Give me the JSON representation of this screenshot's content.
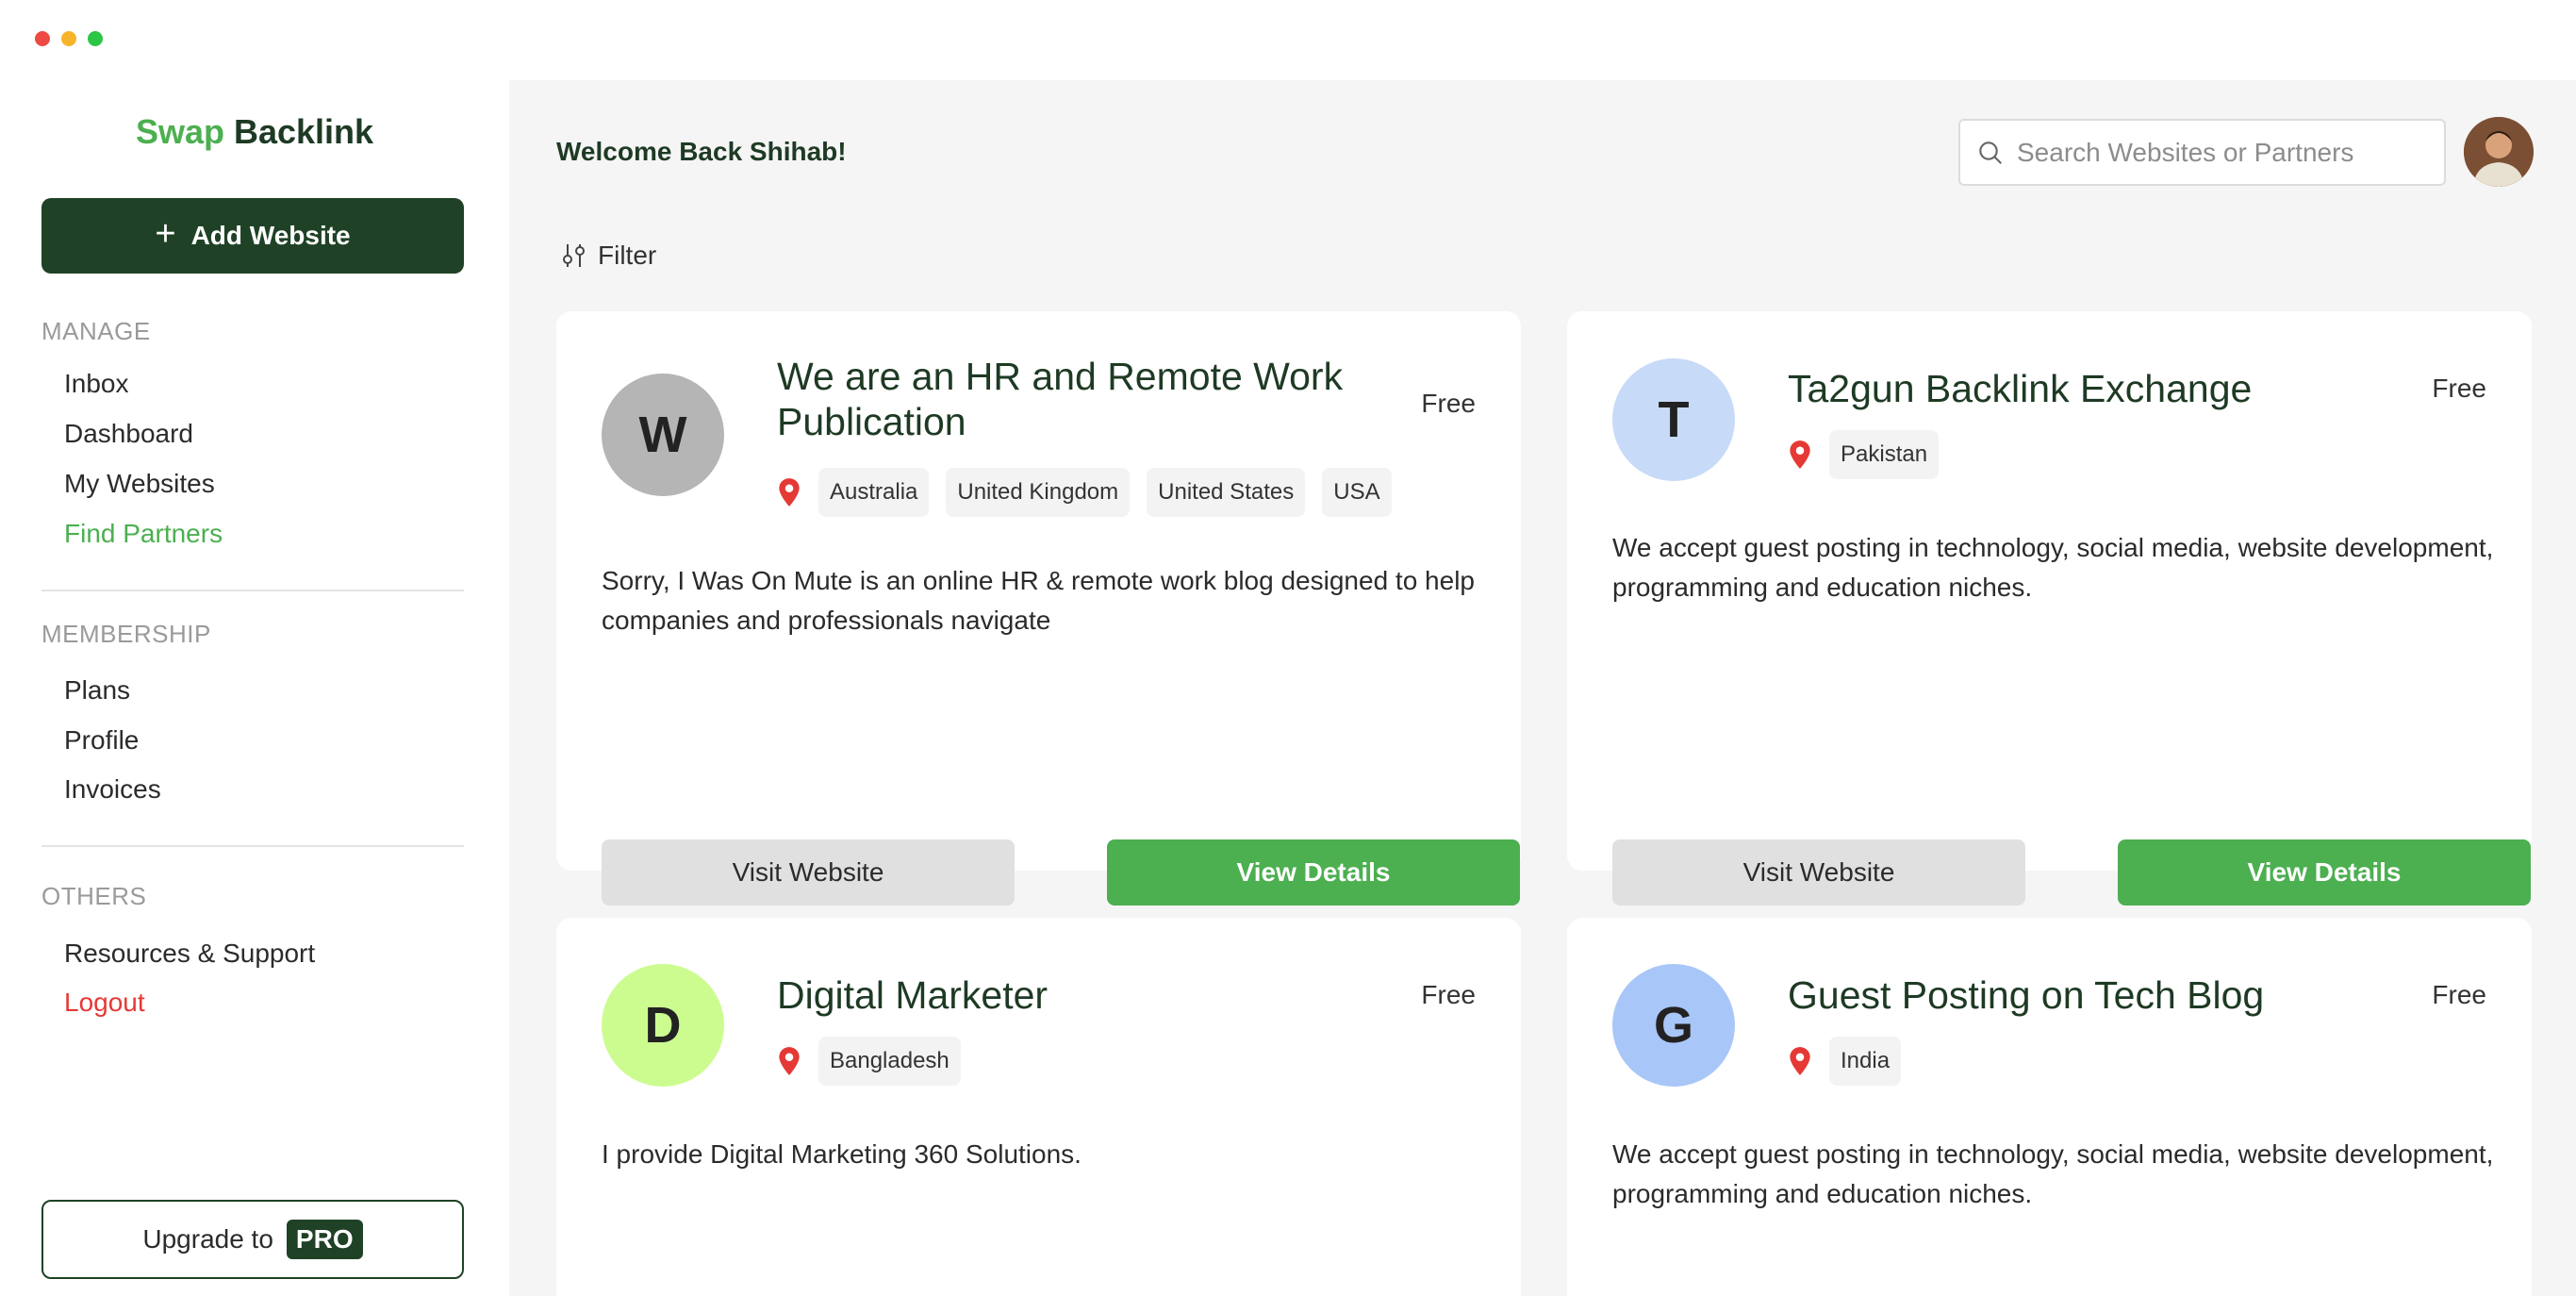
{
  "window_controls": {
    "close": "#ed4a44",
    "minimize": "#f6b42a",
    "maximize": "#2bc646"
  },
  "colors": {
    "brand_green": "#4caf50",
    "dark_green": "#1f4226",
    "logout_red": "#e53935"
  },
  "sidebar": {
    "logo": {
      "part1": "Swap",
      "part2": "Backlink"
    },
    "add_button": {
      "icon": "plus-icon",
      "label": "Add Website"
    },
    "sections": [
      {
        "title": "MANAGE",
        "items": [
          "Inbox",
          "Dashboard",
          "My Websites",
          "Find Partners"
        ]
      },
      {
        "title": "MEMBERSHIP",
        "items": [
          "Plans",
          "Profile",
          "Invoices"
        ]
      },
      {
        "title": "OTHERS",
        "items": [
          "Resources & Support",
          "Logout"
        ]
      }
    ],
    "active_item": "Find Partners",
    "upgrade": {
      "text": "Upgrade to",
      "badge": "PRO"
    }
  },
  "header": {
    "welcome": "Welcome Back Shihab!",
    "search": {
      "placeholder": "Search Websites or Partners",
      "icon": "search-icon"
    },
    "avatar": "user-avatar"
  },
  "filter": {
    "icon": "sliders-icon",
    "label": "Filter"
  },
  "cards": [
    {
      "letter": "W",
      "letter_bg": "#b5b5b5",
      "title": "We are an HR and Remote Work Publication",
      "price": "Free",
      "locations": [
        "Australia",
        "United Kingdom",
        "United States",
        "USA"
      ],
      "description": "Sorry, I Was On Mute is an online HR & remote work blog designed to help companies and professionals navigate",
      "visit_label": "Visit Website",
      "details_label": "View Details"
    },
    {
      "letter": "T",
      "letter_bg": "#c7daf8",
      "title": "Ta2gun Backlink Exchange",
      "price": "Free",
      "locations": [
        "Pakistan"
      ],
      "description": "We accept guest posting in technology, social media, website development, programming and education niches.",
      "visit_label": "Visit Website",
      "details_label": "View Details"
    },
    {
      "letter": "D",
      "letter_bg": "#ccfc90",
      "title": "Digital Marketer",
      "price": "Free",
      "locations": [
        "Bangladesh"
      ],
      "description": "I provide Digital Marketing 360 Solutions."
    },
    {
      "letter": "G",
      "letter_bg": "#a8c6f8",
      "title": "Guest Posting on Tech Blog",
      "price": "Free",
      "locations": [
        "India"
      ],
      "description": "We accept guest posting in technology, social media, website development, programming and education niches."
    }
  ]
}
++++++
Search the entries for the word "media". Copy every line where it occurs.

      "description": "We accept guest posting in technology, social media, website development, programming and education niches.",
      "description": "We accept guest posting in technology, social media, website development, programming and education niches."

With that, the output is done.